Jaime Ritter
August 17, 2018

I recently went on the keto diet for a few weeks, and while it had some real benefits, If found it difficult to get enough fiber.

Since fiber is super important for gut health, I ended up looking for some alternative, keto-friendly ways to boost my intake. That's when stumbled upon something I’d never heard of before: Psyllium husk.

Psyllium (pronounced "silly-um") may sound like something from Star Trek, but it’s a natural, soluble form of fiber made from the husks of the Plantago ovata seeds. It’s most commonly used as a bulk-forming laxative or gentle stool softener (fun fact: it’s the main ingredient in Metamucil), but it’s also a prebiotic that helps balance the good bacteria in your gut.

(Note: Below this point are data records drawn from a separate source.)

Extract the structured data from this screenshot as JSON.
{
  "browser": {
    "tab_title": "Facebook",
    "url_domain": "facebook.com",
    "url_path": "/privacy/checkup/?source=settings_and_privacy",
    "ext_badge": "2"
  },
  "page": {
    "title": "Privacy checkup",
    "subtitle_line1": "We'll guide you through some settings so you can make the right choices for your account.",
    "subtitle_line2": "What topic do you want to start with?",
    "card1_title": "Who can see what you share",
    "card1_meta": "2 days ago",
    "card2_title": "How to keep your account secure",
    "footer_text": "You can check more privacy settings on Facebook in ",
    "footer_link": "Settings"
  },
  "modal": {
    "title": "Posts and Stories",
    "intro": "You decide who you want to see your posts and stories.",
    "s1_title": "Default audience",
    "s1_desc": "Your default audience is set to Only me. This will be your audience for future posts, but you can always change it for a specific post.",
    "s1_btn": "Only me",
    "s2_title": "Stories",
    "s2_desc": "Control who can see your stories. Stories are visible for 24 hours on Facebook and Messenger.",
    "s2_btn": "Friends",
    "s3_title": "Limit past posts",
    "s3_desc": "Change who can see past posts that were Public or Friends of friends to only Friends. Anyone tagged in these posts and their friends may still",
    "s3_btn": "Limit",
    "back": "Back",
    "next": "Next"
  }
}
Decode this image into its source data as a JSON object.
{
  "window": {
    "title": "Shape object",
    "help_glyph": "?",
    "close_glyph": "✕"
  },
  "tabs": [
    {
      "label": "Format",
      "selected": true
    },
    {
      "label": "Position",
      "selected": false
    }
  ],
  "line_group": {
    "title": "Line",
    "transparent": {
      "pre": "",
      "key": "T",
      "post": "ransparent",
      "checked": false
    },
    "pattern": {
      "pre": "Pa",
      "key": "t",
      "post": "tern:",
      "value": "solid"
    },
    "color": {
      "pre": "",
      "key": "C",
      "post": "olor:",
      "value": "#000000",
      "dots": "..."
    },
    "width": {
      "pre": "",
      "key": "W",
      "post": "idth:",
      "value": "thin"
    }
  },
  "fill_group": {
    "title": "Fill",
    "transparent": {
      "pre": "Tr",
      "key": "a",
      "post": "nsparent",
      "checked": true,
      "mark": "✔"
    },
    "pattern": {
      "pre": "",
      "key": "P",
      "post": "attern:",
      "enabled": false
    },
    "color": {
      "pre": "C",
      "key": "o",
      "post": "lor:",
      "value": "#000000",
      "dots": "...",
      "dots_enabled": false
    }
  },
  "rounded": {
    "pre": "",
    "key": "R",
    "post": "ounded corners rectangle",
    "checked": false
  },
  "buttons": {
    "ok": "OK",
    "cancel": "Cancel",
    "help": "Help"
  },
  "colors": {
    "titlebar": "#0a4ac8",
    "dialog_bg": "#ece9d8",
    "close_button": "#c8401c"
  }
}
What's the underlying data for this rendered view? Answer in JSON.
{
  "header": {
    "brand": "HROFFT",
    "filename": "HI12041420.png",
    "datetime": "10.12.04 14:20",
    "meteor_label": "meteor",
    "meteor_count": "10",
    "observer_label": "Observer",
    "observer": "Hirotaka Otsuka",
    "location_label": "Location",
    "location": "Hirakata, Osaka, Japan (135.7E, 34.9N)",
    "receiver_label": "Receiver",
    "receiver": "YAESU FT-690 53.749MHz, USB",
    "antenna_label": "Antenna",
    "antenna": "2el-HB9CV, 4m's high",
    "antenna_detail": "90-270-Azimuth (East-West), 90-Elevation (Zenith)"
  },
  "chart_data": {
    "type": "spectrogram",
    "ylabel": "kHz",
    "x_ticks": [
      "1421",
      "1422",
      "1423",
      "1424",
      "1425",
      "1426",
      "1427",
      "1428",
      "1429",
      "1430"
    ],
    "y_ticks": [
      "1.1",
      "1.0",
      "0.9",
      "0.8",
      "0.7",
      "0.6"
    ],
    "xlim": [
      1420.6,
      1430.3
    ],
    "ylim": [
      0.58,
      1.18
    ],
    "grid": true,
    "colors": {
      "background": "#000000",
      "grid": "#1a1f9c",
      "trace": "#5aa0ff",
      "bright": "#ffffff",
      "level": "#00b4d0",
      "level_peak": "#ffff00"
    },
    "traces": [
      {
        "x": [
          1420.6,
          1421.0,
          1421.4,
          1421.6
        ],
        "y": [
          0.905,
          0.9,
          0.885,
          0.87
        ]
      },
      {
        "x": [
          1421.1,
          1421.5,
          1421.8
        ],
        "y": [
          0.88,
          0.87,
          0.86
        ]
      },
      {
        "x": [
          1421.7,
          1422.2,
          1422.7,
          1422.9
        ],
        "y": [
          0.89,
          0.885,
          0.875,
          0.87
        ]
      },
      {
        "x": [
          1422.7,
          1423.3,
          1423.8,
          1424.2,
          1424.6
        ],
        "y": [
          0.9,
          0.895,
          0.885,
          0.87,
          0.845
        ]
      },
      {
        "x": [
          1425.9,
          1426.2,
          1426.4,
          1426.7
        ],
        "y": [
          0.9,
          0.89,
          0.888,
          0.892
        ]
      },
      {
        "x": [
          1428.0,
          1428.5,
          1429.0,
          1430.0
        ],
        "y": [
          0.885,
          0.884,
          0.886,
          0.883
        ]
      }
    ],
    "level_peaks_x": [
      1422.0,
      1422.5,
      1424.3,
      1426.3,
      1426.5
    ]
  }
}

Psyllium husk isn’t anything new, but it seems to be experiencing a resurgence in recipes such as smoothie bowls and seeded breads. Gluten-free bakers love it because it’s a good way to bind baked goods (like bran!) without using flour or drastically altering the taste, and many people who suffer from IBS or Crohn’s disease use psyllium husk as a natural treatment.

Recent research shows it may help reduce inflammation in the gut. It may also help balance blood sugar, blood pressure, and cholesterol levels. It also keeps you fuller for longer, so it can help with weight loss over time.

However, Psyllium husk is considered an added fiber, which doesn't work the same as the fiber you get naturally from whole foods, especially since they don't contain the same nutritional benefits as whole foods. Additionally, according to the Mayo Clinic, fiber supplements can cause bloating and gas, and can interfere with some medications. So it's best to talk to a doctor first, especially if you have intestinal problems.  

The bottom line: It’s pretty hard to eat too much fiber, and psyllium husk probably won’t hurt, but you're still best off boosting your daily intake from real food and produce such as leafy greens, berries, beans, and whole grains.